Assignment :: Please report each line of the data below that contains "articles".

Dataset content ::
= = = = = = =

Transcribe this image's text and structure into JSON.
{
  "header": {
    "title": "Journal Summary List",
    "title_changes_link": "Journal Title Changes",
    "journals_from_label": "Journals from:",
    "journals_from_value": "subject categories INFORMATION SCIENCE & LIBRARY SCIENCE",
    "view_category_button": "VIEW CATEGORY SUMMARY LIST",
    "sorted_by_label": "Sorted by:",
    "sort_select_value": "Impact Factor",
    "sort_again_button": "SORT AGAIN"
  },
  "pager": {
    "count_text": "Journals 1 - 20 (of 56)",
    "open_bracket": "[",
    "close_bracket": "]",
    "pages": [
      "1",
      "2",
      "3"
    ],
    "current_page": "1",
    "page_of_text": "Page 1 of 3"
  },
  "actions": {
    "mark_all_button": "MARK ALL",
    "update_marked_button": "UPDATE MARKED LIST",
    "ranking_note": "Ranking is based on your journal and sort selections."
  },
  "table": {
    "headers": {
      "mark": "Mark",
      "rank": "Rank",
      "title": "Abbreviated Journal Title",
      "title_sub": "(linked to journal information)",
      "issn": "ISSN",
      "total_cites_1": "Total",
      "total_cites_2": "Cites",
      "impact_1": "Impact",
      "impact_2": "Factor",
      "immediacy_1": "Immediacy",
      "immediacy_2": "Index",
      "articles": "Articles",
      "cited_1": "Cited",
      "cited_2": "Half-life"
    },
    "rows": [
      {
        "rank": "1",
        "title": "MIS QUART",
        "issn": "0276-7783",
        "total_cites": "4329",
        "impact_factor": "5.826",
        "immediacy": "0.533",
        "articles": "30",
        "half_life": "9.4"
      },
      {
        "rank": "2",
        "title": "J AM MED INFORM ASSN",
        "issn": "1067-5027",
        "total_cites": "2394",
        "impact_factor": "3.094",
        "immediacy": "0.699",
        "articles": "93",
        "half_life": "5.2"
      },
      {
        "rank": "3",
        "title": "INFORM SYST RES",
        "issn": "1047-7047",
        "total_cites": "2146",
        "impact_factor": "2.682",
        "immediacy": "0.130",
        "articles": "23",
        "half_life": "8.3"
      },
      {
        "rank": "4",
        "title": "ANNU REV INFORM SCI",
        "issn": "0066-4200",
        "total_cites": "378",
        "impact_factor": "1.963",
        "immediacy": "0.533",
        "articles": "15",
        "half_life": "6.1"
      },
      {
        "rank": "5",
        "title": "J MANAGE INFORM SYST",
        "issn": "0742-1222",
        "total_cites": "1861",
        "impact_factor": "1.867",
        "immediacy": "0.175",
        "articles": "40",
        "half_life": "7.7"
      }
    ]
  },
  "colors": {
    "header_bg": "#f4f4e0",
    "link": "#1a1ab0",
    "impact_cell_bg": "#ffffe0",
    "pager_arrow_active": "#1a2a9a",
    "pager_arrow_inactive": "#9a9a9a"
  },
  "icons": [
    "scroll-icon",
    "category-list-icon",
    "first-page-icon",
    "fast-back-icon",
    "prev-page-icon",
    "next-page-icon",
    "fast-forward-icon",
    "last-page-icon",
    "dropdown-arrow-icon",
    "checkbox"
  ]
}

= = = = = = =

Final answer ::
      "articles": "Articles",
        "articles": "30",
        "articles": "93",
        "articles": "23",
        "articles": "15",
        "articles": "40",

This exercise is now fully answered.